4. June Squibb (Nebraska)
In Nebraska, June Squibb plays Kate Grant, the blunt, opinionated wife of Woody (Bruce Dern). When Woody decides to journey to Nebraska in hopes of collecting a $1 million prize, Kate unsuccessfully attempts to convince Woody and his son (Will Forte) that it is all a hoax and a waste of time. This is my first encounter with Squibb as an actress, but she previously worked with Nebraska-director Alexander Payne on About Schmidt (2002). I greatly enjoyed the black-and-white film and its simple, yet compelling plot, and one of the movie’s most obvious high points is Squibb’s character. She curses at people and never shies away from arguing with her husband, and the single funniest scene in the film features Kate flashing the tombstone of one of Woody’s dead relatives. The woman is a straight shooter, and I found her character extremely heartwarming and hilarious. Squibb is the third oldest Best Supporting Actress nominee ever, and if she were to win the award, she would be the oldest acting winner of any kind in Oscar history. Squibb has never previously been nominated for an Academy Award.
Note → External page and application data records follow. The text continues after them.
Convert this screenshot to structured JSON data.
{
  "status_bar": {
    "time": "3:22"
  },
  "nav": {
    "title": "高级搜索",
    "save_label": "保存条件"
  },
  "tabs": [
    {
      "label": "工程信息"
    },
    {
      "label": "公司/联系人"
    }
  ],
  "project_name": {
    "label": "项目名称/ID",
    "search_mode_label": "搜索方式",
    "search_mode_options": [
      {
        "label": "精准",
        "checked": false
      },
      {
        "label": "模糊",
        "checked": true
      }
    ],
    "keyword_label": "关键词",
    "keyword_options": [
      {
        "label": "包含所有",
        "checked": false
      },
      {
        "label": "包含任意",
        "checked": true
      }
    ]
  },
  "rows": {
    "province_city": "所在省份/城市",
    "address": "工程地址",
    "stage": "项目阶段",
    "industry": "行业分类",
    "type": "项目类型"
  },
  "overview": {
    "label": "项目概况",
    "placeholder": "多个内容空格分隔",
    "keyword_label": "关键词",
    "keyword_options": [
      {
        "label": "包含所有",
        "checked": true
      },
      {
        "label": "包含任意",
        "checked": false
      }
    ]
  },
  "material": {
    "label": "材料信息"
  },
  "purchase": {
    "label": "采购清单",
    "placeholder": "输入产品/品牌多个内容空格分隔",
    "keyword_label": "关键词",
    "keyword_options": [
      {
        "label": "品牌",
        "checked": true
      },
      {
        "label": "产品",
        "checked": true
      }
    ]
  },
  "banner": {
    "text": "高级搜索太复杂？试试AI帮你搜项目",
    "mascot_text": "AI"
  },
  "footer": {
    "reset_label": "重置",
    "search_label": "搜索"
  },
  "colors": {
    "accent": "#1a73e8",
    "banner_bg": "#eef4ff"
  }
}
5. Sally Hawkins (Blue Jasmine)
In Woody Allen’s Blue Jasmine, Sally Hawkins plays Ginger, the sister of the ex-socialite Jasmine (Cate Blanchett). When Jasmine is essentially kicked out of the high-class world, she moves in with Ginger. Woody Allen is the king of creating neurotic characters, and he did so again with Blanchett’s disturbed character, but the best part of the film for me was Sally Hawkins as Ginger. As a lower middle class mother of two, Ginger is struggling to deal with her sister’s erratic behavior and her own on-the-rocks relationship with her boyfriend Chili (Bobby Cannavale), and Hawkins delineates the character on the silver screen with particular brilliance. I was pleased to see Hawkins receive a nomination, but unfortunately, the field is far too packed this year for her to take home a win. Hawkins has never previously been nominated for an Academy Award.
Actresses snubbed in this category: Scarlett Johansson (Her) and Margot Robbie (The Wolf of Wall Street)